In particular, companies can exploit the predictive power of AI to intercept growing trends and intervene by enhancing their offer, which means creating new products and services in line with market needs. In highly competitive sectors such as fashion and retail, being able to anticipate consumption trends is a guarantee of revenue acceleration.
Data can reveal great market opportunities and suggest substantial interventions to your business model. Think of the refocusing of part of the corporate environments to coworking areas, which in addition to ensuring an increase in collaboration by different professionals, certainly increases revenues.
The impact of technology on the employee experience
The combination of technology and business strongly impacts the employee experience. In fact, let’s remember that technology is the enabler of smart and hybrid work, an innovative model aimed at improving productivity and, consequently, revenues and profits.
Indirectly, an excellent digitally-enabled employee experience improves the relationship between the company (which is made up of people) and its customers, with a major impact on financial results.
Wanting to give a specific example, in the world of the contact center, artificial intelligence is used to enhance the activity of the agents, i.e., to provide them with materials in real time and suggestions on how to manage the relationship with the interlocutor best. The result is more fluid work, less conditioned by repetitive activities, and more rewarding; on the other hand, there is more satisfaction for the customer, who, in this way, is encouraged to buy.
Entrepreneurs should focus attention on agile working for another reason as well. Smart/hybrid working is indeed an opportunity to save on spaces and services, but it is also the only work model concretely conceived by young talents. If they want to remain competitive in the future, there is no other way.
Always keeping an eye on customer satisfaction.

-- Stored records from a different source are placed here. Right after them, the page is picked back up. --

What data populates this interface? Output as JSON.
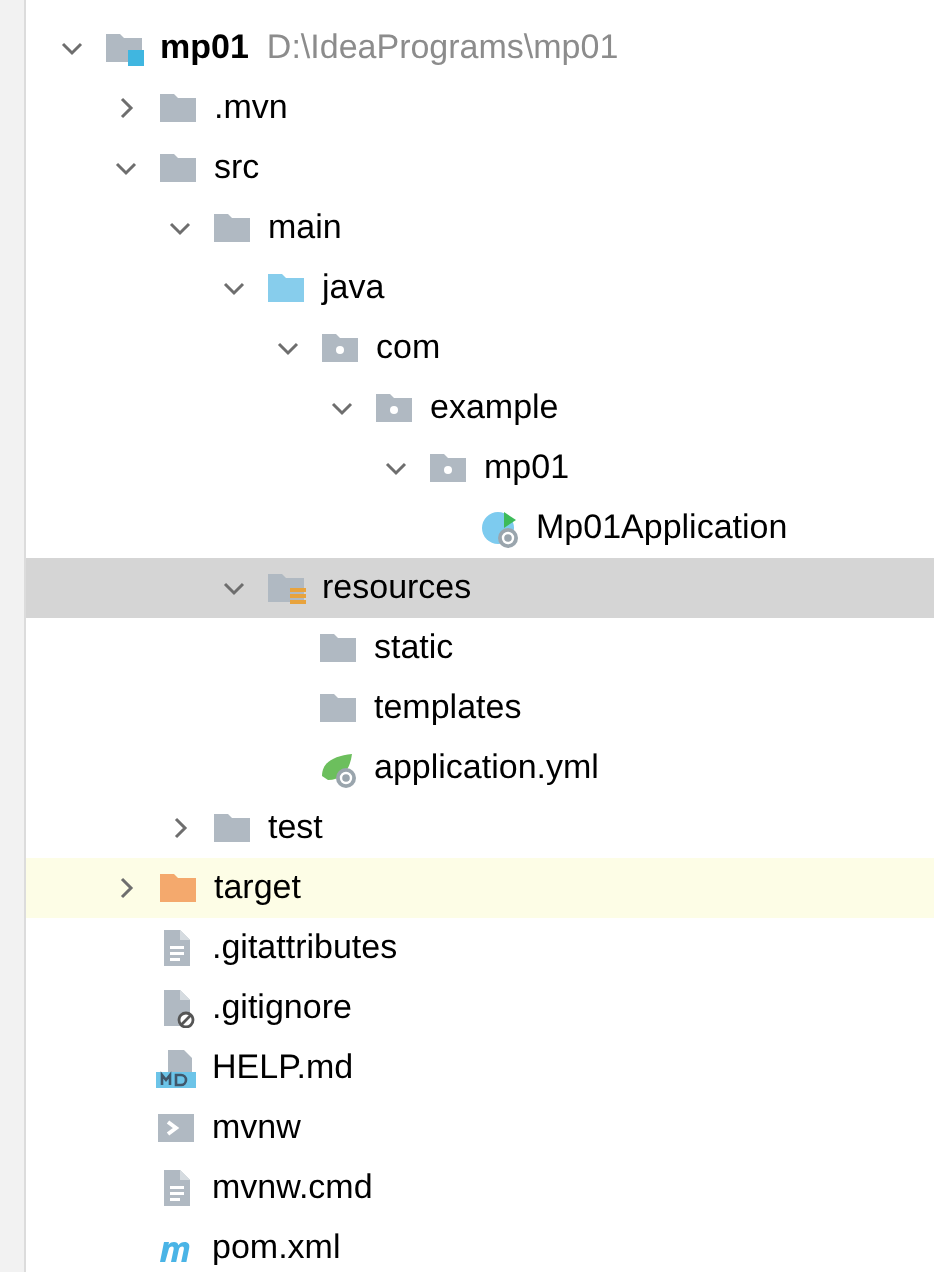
{
  "tree": [
    {
      "label": "mp01",
      "path": "D:\\IdeaPrograms\\mp01",
      "kind": "project",
      "expanded": true,
      "selected": false,
      "excluded": false,
      "children": [
        {
          "label": ".mvn",
          "kind": "folder",
          "expanded": false,
          "selected": false,
          "excluded": false
        },
        {
          "label": "src",
          "kind": "folder",
          "expanded": true,
          "selected": false,
          "excluded": false,
          "children": [
            {
              "label": "main",
              "kind": "folder",
              "expanded": true,
              "selected": false,
              "excluded": false,
              "children": [
                {
                  "label": "java",
                  "kind": "source",
                  "expanded": true,
                  "selected": false,
                  "excluded": false,
                  "children": [
                    {
                      "label": "com",
                      "kind": "package",
                      "expanded": true,
                      "selected": false,
                      "excluded": false,
                      "children": [
                        {
                          "label": "example",
                          "kind": "package",
                          "expanded": true,
                          "selected": false,
                          "excluded": false,
                          "children": [
                            {
                              "label": "mp01",
                              "kind": "package",
                              "expanded": true,
                              "selected": false,
                              "excluded": false,
                              "children": [
                                {
                                  "label": "Mp01Application",
                                  "kind": "spring-class",
                                  "selected": false,
                                  "excluded": false
                                }
                              ]
                            }
                          ]
                        }
                      ]
                    }
                  ]
                },
                {
                  "label": "resources",
                  "kind": "resources",
                  "expanded": true,
                  "selected": true,
                  "children": [
                    {
                      "label": "static",
                      "kind": "folder",
                      "selected": false,
                      "excluded": false
                    },
                    {
                      "label": "templates",
                      "kind": "folder",
                      "selected": false,
                      "excluded": false
                    },
                    {
                      "label": "application.yml",
                      "kind": "spring-config",
                      "selected": false,
                      "excluded": false
                    }
                  ]
                }
              ]
            },
            {
              "label": "test",
              "kind": "folder",
              "expanded": false,
              "selected": false,
              "excluded": false
            }
          ]
        },
        {
          "label": "target",
          "kind": "excluded-folder",
          "expanded": false,
          "selected": false,
          "excluded": true
        },
        {
          "label": ".gitattributes",
          "kind": "text-file",
          "selected": false,
          "excluded": false
        },
        {
          "label": ".gitignore",
          "kind": "ignore-file",
          "selected": false,
          "excluded": false
        },
        {
          "label": "HELP.md",
          "kind": "markdown",
          "selected": false,
          "excluded": false
        },
        {
          "label": "mvnw",
          "kind": "shell",
          "selected": false,
          "excluded": false
        },
        {
          "label": "mvnw.cmd",
          "kind": "text-file",
          "selected": false,
          "excluded": false
        },
        {
          "label": "pom.xml",
          "kind": "maven",
          "selected": false,
          "excluded": false
        }
      ]
    }
  ]
}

It may seem trivial, but to sell more, you need to increase the number of customers and retain and increase the value of existing ones. This is why the first goal of digital must be to optimize the customer experience (CX, customer experience), which is far from trivial in an era characterized by complex purchasing paths, ever-growing (customer) needs, and the multiplication of contact channels with companies.

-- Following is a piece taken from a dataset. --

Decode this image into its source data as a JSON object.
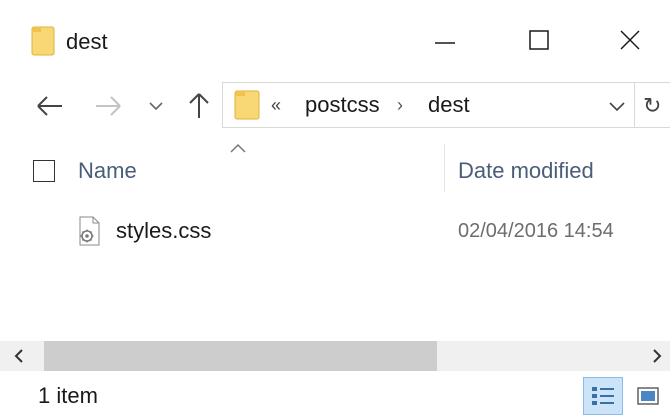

According to research by PwC, 73% of people consider CX as a determining factor in purchasing decisions, and 42% would pay more to get a rewarding experience. Furthermore, companies can measure the quality of CX with indicators, such as the ubiquitous Net Promoter Score (NPS). Through platforms, software, and applications, technology can have a disruptive impact on CX at any level. In particular, it can:
- simplify online purchase paths;
- personalize the relationship with companies through hyper-profiled marketing activities;
- optimize sales processes in B2B;
- introduce automated ticket and customer relationship management systems;
- enable eCommerce systems integrated with business processes (logistics, administrative, financial);
- help the company to enable omnichannel both as a sales process and as a customer relationship.
The results of the investment in CX depend from one case to another, but they impact both the acquisition of new customers and – and above all – the increase in value of existing ones. They resulted in the acceleration of revenues and profits.